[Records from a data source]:
*** Begin section ***

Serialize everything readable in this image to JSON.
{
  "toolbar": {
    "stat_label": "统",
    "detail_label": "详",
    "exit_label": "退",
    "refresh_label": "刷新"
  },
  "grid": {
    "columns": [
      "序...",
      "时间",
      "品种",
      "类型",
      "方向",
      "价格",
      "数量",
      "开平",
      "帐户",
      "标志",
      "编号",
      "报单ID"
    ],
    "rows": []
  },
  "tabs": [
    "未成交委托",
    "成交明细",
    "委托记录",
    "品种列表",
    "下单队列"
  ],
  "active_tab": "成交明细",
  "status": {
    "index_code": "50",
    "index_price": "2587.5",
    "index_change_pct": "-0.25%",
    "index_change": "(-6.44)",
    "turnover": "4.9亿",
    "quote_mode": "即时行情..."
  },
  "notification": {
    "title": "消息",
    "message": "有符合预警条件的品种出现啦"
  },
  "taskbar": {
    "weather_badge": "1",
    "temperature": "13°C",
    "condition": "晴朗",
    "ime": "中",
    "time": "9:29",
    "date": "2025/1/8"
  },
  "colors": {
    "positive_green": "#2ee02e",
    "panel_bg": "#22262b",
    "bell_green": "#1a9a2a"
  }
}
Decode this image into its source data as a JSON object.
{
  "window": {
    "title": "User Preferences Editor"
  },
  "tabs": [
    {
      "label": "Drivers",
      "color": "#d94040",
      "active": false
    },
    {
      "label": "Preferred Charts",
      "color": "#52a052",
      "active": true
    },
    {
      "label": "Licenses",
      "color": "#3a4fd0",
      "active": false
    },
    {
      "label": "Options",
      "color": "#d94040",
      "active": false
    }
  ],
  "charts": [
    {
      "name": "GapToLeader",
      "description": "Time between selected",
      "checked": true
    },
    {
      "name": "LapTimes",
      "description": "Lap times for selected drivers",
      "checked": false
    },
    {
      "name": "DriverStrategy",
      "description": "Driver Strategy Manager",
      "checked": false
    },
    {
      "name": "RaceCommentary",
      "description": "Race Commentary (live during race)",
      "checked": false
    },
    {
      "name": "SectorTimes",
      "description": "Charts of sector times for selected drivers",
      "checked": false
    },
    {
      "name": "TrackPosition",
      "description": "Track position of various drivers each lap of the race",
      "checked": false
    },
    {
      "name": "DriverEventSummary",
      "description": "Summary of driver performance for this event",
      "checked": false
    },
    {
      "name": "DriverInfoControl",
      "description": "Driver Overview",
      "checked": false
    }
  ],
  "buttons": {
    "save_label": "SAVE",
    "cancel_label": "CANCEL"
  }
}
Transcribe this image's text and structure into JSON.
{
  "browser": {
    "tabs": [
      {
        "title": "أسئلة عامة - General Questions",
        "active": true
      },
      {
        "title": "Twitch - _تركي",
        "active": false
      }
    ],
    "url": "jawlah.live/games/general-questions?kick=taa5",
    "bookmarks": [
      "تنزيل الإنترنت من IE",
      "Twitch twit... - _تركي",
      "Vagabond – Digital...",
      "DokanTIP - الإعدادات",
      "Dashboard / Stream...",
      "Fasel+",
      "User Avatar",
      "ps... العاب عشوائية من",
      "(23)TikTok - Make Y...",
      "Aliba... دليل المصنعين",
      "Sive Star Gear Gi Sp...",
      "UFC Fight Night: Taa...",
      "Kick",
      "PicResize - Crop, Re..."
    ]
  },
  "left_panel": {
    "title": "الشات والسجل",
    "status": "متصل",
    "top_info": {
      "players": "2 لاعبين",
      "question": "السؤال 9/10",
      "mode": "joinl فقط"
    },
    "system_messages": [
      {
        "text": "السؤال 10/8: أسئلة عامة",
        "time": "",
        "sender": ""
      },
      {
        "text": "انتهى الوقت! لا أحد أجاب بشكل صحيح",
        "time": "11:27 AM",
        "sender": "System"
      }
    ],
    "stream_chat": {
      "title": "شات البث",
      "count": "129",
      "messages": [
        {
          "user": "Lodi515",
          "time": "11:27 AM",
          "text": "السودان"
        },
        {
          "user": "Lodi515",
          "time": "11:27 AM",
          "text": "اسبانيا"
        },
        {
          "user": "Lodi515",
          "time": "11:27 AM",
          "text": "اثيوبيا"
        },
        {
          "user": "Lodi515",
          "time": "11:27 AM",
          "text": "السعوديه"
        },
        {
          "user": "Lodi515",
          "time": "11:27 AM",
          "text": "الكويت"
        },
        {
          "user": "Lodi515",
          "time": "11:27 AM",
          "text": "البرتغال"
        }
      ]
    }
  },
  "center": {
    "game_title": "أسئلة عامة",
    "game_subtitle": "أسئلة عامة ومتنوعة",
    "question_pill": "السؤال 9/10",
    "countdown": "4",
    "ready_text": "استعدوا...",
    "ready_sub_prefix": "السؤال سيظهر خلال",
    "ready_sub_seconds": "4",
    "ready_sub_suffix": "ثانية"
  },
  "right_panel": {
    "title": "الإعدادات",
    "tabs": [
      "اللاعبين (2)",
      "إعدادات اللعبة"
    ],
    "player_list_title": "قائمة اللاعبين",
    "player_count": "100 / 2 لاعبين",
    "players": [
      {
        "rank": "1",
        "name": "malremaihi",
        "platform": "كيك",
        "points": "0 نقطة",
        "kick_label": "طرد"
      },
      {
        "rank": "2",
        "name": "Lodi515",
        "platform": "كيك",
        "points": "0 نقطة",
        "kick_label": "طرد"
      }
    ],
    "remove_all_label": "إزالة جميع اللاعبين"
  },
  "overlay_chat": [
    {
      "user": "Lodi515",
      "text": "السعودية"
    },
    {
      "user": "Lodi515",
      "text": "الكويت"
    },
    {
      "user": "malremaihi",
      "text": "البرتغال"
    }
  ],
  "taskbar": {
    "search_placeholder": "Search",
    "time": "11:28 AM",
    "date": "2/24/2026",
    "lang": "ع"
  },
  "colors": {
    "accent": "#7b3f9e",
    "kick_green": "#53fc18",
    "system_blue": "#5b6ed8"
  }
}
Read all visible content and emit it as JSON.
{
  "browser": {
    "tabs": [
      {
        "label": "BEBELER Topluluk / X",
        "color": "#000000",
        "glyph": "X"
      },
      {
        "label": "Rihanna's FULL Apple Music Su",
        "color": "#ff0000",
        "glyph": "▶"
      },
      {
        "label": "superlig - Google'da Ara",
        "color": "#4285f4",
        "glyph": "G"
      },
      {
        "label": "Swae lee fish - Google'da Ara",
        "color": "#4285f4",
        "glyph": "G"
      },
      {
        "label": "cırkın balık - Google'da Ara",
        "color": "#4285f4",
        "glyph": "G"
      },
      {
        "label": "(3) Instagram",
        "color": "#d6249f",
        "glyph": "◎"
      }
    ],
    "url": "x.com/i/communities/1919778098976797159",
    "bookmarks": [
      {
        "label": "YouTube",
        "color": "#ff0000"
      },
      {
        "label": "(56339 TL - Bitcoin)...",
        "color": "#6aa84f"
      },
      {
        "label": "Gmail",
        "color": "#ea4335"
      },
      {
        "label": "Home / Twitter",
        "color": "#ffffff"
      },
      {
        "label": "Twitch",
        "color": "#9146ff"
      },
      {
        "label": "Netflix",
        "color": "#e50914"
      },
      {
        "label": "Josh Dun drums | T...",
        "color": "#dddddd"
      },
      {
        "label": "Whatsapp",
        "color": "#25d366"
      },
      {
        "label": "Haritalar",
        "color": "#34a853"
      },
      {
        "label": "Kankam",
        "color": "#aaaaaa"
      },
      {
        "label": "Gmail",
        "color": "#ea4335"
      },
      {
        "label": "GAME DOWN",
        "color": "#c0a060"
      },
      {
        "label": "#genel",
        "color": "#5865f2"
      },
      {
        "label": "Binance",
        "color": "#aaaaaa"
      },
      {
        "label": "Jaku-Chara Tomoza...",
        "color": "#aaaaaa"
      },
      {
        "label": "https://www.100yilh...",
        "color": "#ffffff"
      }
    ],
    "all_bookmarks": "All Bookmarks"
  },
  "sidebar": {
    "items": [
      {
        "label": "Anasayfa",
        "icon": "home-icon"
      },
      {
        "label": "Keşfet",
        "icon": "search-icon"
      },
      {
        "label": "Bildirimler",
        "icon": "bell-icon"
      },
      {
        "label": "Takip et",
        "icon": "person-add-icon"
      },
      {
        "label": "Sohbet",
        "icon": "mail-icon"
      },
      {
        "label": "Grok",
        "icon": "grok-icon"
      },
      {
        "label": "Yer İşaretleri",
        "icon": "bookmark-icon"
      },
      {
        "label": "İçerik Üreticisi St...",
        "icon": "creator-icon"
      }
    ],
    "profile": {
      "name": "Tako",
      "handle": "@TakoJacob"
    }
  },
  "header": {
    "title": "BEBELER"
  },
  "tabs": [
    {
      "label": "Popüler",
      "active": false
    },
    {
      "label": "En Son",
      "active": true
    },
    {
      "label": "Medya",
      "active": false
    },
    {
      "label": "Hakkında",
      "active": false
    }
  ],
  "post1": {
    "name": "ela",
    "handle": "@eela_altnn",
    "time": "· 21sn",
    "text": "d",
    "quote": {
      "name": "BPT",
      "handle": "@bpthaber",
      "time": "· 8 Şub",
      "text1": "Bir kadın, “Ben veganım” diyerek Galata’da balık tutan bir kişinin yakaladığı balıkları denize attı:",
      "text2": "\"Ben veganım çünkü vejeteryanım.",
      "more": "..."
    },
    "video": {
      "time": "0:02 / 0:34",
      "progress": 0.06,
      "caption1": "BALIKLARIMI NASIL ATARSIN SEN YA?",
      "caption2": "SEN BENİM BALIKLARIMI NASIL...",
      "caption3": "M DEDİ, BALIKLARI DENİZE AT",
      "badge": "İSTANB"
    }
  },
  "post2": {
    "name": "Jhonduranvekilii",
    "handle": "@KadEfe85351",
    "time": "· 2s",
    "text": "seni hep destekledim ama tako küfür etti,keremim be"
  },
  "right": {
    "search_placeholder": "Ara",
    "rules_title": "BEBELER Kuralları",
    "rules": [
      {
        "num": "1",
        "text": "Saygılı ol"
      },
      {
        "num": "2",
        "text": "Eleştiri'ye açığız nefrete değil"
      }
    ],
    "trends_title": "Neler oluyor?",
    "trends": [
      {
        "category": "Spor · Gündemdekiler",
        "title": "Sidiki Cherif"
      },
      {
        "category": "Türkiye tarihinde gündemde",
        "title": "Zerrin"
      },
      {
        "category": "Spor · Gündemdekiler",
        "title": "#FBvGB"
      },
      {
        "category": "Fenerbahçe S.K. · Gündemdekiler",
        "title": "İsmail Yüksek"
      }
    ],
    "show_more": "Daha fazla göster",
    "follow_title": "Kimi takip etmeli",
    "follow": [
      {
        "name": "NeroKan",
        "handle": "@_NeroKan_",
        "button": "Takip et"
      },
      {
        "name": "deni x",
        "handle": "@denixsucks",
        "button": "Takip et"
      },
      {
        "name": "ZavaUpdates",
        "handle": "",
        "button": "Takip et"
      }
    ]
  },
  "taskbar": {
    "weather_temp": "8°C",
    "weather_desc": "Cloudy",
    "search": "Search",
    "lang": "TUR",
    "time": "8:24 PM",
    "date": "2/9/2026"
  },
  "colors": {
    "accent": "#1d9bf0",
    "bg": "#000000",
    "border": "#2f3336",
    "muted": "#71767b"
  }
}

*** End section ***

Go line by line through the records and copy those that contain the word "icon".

[Answer for the task]:
        "icon": "home-icon"
        "icon": "search-icon"
        "icon": "bell-icon"
        "icon": "person-add-icon"
        "icon": "mail-icon"
        "icon": "grok-icon"
        "icon": "bookmark-icon"
        "icon": "creator-icon"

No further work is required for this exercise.